If that is the case then it isn’t pragmatic — compromising what worked reasonably well for something that works less well isn’t pragmatism in the same way that defensive football simply doesn’t equal pragmatic football. Pragmatism is taking an approach and tempering it in some way to make it more effective. This season Klopp has taken an approach and arguably made it less effective.
In short, I don’t think he is having that good a domestic campaign, again, similar to Benitez in 2006-7, who at the time of that Arsenal game in November had only taken one point away from home in six games.
However, he is the Liverpool manager. And that means he gets to make some decisions. The aftermath of the result and performance against Tottenham, hot on the heels of other results and performances arguably give him carte blanche to do what he wants with the squad. The covenant has, for a week, been scrapped. There is a new one from next Saturday. He can bomb out anyone he wants. He can change the captain, change the goalkeeper, change the shape, change the approach. He can look that squad in the eye and tell them that we now do it this way. He can fill his boots and I hope that he does. I hope he tells them that it is now very back to his way and this is going to be his way now.

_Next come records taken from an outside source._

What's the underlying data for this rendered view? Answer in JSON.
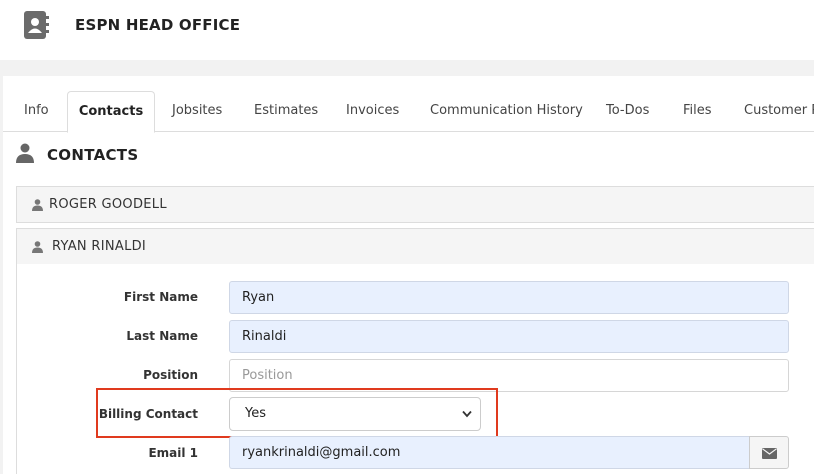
{
  "header": {
    "company_name": "ESPN HEAD OFFICE"
  },
  "tabs": [
    {
      "label": "Info"
    },
    {
      "label": "Contacts",
      "active": true
    },
    {
      "label": "Jobsites"
    },
    {
      "label": "Estimates"
    },
    {
      "label": "Invoices"
    },
    {
      "label": "Communication History"
    },
    {
      "label": "To-Dos"
    },
    {
      "label": "Files"
    },
    {
      "label": "Customer P"
    }
  ],
  "section": {
    "title": "CONTACTS"
  },
  "contacts": [
    {
      "name": "ROGER GOODELL"
    },
    {
      "name": "RYAN  RINALDI"
    }
  ],
  "form": {
    "first_name_label": "First Name",
    "first_name_value": "Ryan",
    "last_name_label": "Last Name",
    "last_name_value": "Rinaldi",
    "position_label": "Position",
    "position_placeholder": "Position",
    "billing_label": "Billing Contact",
    "billing_value": "Yes",
    "email1_label": "Email 1",
    "email1_value": "ryankrinaldi@gmail.com"
  },
  "colors": {
    "highlight": "#e03a1e",
    "autofill_bg": "#e8f0fe"
  },
  "icons": {
    "company": "address-book-icon",
    "person": "user-icon",
    "email": "envelope-icon",
    "select": "chevron-down-icon"
  }
}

I have no time for Loris Karius but it is crystal clear that Klopp doesn’t fancy Simon Mignolet as his number one. So he should just make the change he wants to make, whether it is Karius or Danny Ward. I don’t really care — I want Klopp to be Klopp. Thinking back to his first game at the club he was heavily rumoured to want to put Joe Gomez at centre back. If he does, now is the time. If he doesn’t fancy Jordan Henderson as captain, he should do something about it. If he isn’t sure about Emre Can, just find a way not to play him. If Philippe Coutinho is now playing as a midfielder, he plays there. If he wants to start Dominic Solanke, do it — if he wants to make him first sub ahead of Daniel Sturridge, just do that. Whatever it is, the manager gets this one. He gets it internally. He gets it externally. Whatever he does he can cut loose and should stay loose until the international break and arguably the game beyond.
What we can take from his comments, from the circumstance he is in, this is it. This is his week to have his way with his players and they cannot begrudge a single decision. Nor can we. You actually don’t get as many of these as a football manager as we all think, presuming high-handed autocracy is the way football clubs constantly work. They don’t. You perhaps don’t even get one a season once you are bedded in. But this is definitely one. The only thing I’d ask is that his footballers play his football. Klopp’s Liverpool is most definitely intense and this search for a workable fourth gear is a luxury whose moment has passed for this campaign. A domestic season cannot be allowed to get away.
Nothing is gone here. Absolutely nothing. In 2006-7 Liverpool ended up in a Champions League final. They signed Alvaro Arbeloa and Javier Mascherano in the new year. They clawed their way to 68 points. We know that 68 points won’t do the job this season but the rest is worth keeping an eye on. Adversity is about how you react to it. Liverpool need to react like Klopp’s Liverpool. Fighting, screaming, scrapping and running. Into these and through these. The season restarts now. We all need to make the most of it, but the Liverpool manager the most needs to make the most.
The current situation at Liverpool was discussed at length on our Overview show — SUBSCRIBE to TAW Player to listen to that and get 40 plus podcasts about Liverpool FC every month. A subscription also gives you access to our podcast archive – here are some of the highlights so far…